Interface dataset entries
========================================

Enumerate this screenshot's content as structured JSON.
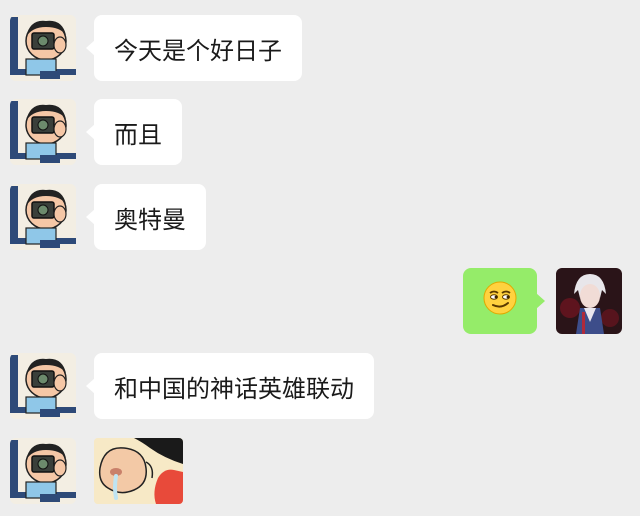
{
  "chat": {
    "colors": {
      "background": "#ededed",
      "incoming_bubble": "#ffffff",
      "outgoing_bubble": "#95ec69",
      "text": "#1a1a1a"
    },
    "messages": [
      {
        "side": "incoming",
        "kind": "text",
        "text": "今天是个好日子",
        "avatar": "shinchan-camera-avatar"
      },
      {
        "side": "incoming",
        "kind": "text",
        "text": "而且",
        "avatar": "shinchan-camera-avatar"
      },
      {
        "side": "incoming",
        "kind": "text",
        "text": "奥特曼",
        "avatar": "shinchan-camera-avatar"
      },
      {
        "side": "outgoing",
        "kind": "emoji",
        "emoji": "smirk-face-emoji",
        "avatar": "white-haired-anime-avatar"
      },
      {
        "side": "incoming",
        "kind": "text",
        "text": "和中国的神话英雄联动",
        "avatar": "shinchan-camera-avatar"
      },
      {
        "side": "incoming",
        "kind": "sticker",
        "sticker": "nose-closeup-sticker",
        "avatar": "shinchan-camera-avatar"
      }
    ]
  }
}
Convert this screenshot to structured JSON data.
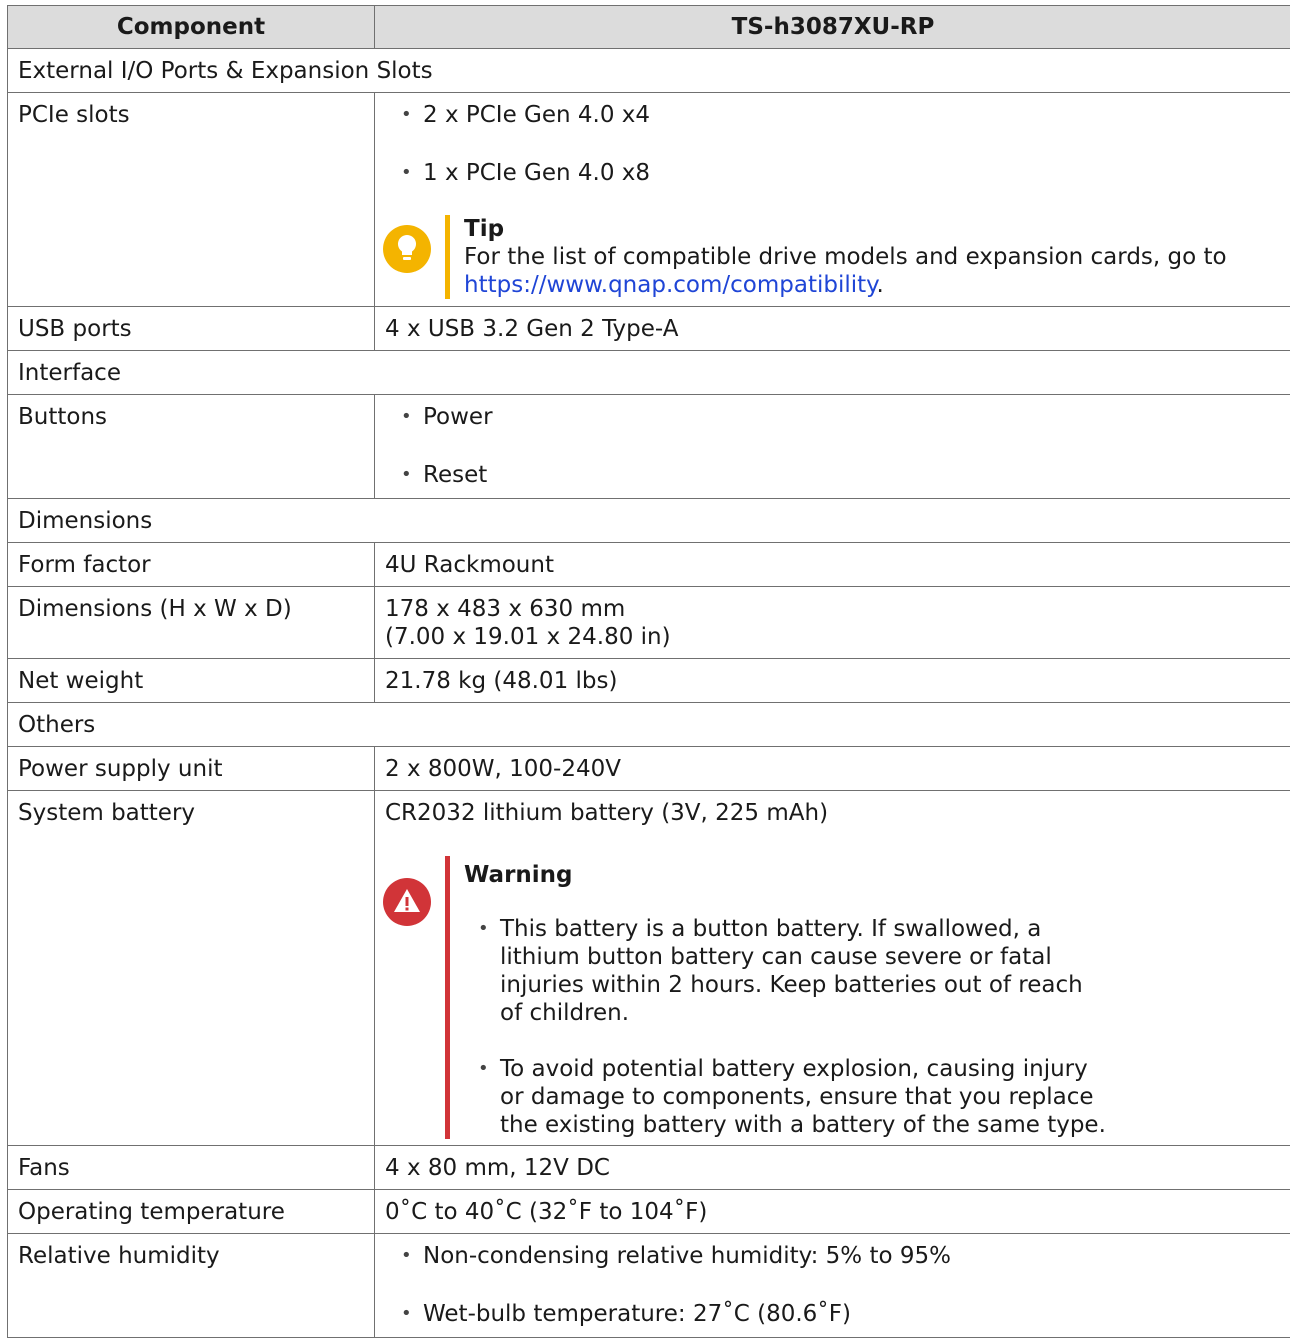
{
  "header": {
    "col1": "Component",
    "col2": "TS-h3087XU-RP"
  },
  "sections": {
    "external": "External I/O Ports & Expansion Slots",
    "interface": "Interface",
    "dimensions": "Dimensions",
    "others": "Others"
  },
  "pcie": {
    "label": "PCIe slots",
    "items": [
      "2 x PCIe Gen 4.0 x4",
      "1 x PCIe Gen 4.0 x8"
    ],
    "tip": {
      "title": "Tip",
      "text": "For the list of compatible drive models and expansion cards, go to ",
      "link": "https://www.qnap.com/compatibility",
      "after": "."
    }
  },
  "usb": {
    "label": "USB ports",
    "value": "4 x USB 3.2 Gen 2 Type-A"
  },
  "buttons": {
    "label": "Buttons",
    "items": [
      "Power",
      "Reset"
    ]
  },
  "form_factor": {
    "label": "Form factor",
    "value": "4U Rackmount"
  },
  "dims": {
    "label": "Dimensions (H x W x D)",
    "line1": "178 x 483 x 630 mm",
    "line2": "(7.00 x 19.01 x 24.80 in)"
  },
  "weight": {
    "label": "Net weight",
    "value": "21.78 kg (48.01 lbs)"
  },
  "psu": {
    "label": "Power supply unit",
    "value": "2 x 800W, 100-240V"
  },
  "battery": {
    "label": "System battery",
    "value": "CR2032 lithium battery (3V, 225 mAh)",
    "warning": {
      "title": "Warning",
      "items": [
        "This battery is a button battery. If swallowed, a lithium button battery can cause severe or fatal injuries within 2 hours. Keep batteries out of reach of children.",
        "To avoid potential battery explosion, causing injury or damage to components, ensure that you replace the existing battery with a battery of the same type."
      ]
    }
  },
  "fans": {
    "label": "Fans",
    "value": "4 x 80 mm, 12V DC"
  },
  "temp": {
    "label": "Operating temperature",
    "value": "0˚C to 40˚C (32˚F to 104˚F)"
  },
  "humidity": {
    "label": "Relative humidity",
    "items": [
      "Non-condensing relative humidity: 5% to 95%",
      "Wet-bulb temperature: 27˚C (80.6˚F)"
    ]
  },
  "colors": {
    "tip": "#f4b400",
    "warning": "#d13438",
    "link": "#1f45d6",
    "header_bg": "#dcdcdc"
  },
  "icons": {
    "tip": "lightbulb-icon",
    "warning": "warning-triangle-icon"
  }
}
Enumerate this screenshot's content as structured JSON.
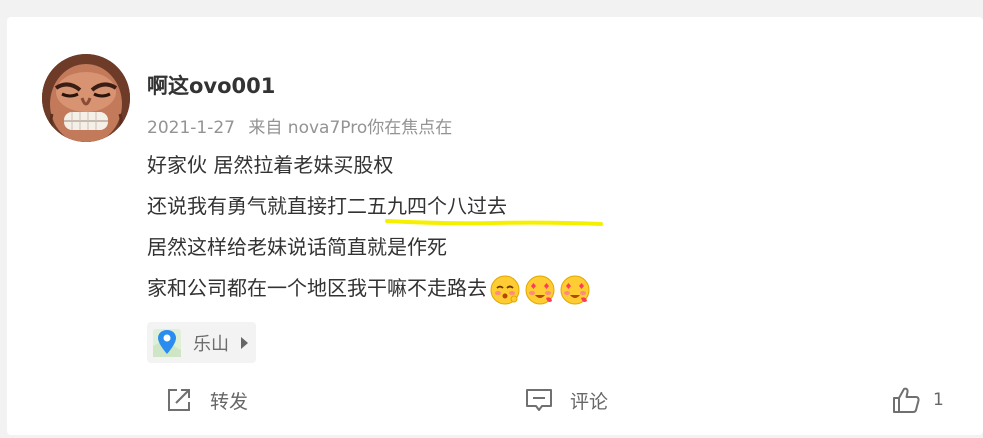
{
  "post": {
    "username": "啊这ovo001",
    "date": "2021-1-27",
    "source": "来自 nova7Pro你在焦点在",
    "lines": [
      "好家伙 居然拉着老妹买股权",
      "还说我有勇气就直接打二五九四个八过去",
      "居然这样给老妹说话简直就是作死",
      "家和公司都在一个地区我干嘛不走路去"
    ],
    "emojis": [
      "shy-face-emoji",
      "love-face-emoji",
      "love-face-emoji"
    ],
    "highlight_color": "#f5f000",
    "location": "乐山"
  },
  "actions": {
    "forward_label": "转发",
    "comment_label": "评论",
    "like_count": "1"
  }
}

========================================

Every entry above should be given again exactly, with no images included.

#### Written answer:
Enumerate this screenshot's content as structured JSON.
{
  "chat": {
    "colors": {
      "background": "#ededed",
      "incoming_bubble": "#ffffff",
      "outgoing_bubble": "#95ec69",
      "text": "#1a1a1a"
    },
    "messages": [
      {
        "side": "incoming",
        "kind": "text",
        "text": "今天是个好日子",
        "avatar": "shinchan-camera-avatar"
      },
      {
        "side": "incoming",
        "kind": "text",
        "text": "而且",
        "avatar": "shinchan-camera-avatar"
      },
      {
        "side": "incoming",
        "kind": "text",
        "text": "奥特曼",
        "avatar": "shinchan-camera-avatar"
      },
      {
        "side": "outgoing",
        "kind": "emoji",
        "emoji": "smirk-face-emoji",
        "avatar": "white-haired-anime-avatar"
      },
      {
        "side": "incoming",
        "kind": "text",
        "text": "和中国的神话英雄联动",
        "avatar": "shinchan-camera-avatar"
      },
      {
        "side": "incoming",
        "kind": "sticker",
        "sticker": "nose-closeup-sticker",
        "avatar": "shinchan-camera-avatar"
      }
    ]
  }
}
Convert this screenshot to structured JSON data.
{
  "header": {
    "col1": "Component",
    "col2": "TS-h3087XU-RP"
  },
  "sections": {
    "external": "External I/O Ports & Expansion Slots",
    "interface": "Interface",
    "dimensions": "Dimensions",
    "others": "Others"
  },
  "pcie": {
    "label": "PCIe slots",
    "items": [
      "2 x PCIe Gen 4.0 x4",
      "1 x PCIe Gen 4.0 x8"
    ],
    "tip": {
      "title": "Tip",
      "text": "For the list of compatible drive models and expansion cards, go to ",
      "link": "https://www.qnap.com/compatibility",
      "after": "."
    }
  },
  "usb": {
    "label": "USB ports",
    "value": "4 x USB 3.2 Gen 2 Type-A"
  },
  "buttons": {
    "label": "Buttons",
    "items": [
      "Power",
      "Reset"
    ]
  },
  "form_factor": {
    "label": "Form factor",
    "value": "4U Rackmount"
  },
  "dims": {
    "label": "Dimensions (H x W x D)",
    "line1": "178 x 483 x 630 mm",
    "line2": "(7.00 x 19.01 x 24.80 in)"
  },
  "weight": {
    "label": "Net weight",
    "value": "21.78 kg (48.01 lbs)"
  },
  "psu": {
    "label": "Power supply unit",
    "value": "2 x 800W, 100-240V"
  },
  "battery": {
    "label": "System battery",
    "value": "CR2032 lithium battery (3V, 225 mAh)",
    "warning": {
      "title": "Warning",
      "items": [
        "This battery is a button battery. If swallowed, a lithium button battery can cause severe or fatal injuries within 2 hours. Keep batteries out of reach of children.",
        "To avoid potential battery explosion, causing injury or damage to components, ensure that you replace the existing battery with a battery of the same type."
      ]
    }
  },
  "fans": {
    "label": "Fans",
    "value": "4 x 80 mm, 12V DC"
  },
  "temp": {
    "label": "Operating temperature",
    "value": "0˚C to 40˚C (32˚F to 104˚F)"
  },
  "humidity": {
    "label": "Relative humidity",
    "items": [
      "Non-condensing relative humidity: 5% to 95%",
      "Wet-bulb temperature: 27˚C (80.6˚F)"
    ]
  },
  "colors": {
    "tip": "#f4b400",
    "warning": "#d13438",
    "link": "#1f45d6",
    "header_bg": "#dcdcdc"
  },
  "icons": {
    "tip": "lightbulb-icon",
    "warning": "warning-triangle-icon"
  }
}
Enumerate this screenshot's content as structured JSON.
{
  "post": {
    "username": "啊这ovo001",
    "date": "2021-1-27",
    "source": "来自 nova7Pro你在焦点在",
    "lines": [
      "好家伙 居然拉着老妹买股权",
      "还说我有勇气就直接打二五九四个八过去",
      "居然这样给老妹说话简直就是作死",
      "家和公司都在一个地区我干嘛不走路去"
    ],
    "emojis": [
      "shy-face-emoji",
      "love-face-emoji",
      "love-face-emoji"
    ],
    "highlight_color": "#f5f000",
    "location": "乐山"
  },
  "actions": {
    "forward_label": "转发",
    "comment_label": "评论",
    "like_count": "1"
  }
}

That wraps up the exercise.